[Records drawn from a dataset]

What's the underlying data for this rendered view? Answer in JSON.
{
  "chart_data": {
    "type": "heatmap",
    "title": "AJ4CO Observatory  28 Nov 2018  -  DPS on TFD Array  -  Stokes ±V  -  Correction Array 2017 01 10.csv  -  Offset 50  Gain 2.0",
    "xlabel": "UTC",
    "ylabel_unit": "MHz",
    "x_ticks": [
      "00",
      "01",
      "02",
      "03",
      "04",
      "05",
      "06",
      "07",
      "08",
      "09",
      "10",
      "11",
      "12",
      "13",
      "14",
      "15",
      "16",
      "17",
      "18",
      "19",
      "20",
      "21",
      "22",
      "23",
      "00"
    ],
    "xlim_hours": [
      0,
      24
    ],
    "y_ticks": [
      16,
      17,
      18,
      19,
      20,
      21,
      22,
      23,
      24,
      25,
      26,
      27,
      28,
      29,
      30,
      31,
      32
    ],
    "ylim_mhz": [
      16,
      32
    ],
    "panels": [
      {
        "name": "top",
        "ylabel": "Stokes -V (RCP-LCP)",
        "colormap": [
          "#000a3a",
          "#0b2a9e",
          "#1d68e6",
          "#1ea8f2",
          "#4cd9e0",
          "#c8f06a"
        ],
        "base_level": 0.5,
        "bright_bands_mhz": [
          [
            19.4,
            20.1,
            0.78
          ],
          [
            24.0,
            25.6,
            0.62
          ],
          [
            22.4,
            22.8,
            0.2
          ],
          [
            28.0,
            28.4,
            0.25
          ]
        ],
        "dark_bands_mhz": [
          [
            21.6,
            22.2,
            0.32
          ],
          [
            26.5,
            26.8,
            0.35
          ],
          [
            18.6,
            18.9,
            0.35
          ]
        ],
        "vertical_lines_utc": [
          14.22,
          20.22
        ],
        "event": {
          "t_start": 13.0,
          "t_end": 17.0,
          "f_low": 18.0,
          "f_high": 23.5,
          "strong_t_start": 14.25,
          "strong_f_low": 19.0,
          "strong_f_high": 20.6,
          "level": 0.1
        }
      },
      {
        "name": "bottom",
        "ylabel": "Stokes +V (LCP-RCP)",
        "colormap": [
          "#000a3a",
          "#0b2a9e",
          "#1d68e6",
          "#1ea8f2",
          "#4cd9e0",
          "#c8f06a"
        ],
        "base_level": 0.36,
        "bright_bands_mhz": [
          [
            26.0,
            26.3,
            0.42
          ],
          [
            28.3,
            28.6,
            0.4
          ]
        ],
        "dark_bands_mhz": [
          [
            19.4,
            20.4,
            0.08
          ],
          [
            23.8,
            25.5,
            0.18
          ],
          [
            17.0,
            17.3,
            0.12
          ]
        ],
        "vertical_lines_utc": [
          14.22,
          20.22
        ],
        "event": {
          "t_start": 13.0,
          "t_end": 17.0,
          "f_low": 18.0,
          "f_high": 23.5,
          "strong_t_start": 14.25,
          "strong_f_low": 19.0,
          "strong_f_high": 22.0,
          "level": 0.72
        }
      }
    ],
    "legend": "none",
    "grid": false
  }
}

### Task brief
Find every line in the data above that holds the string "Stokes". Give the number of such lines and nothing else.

### Answer to this problem
3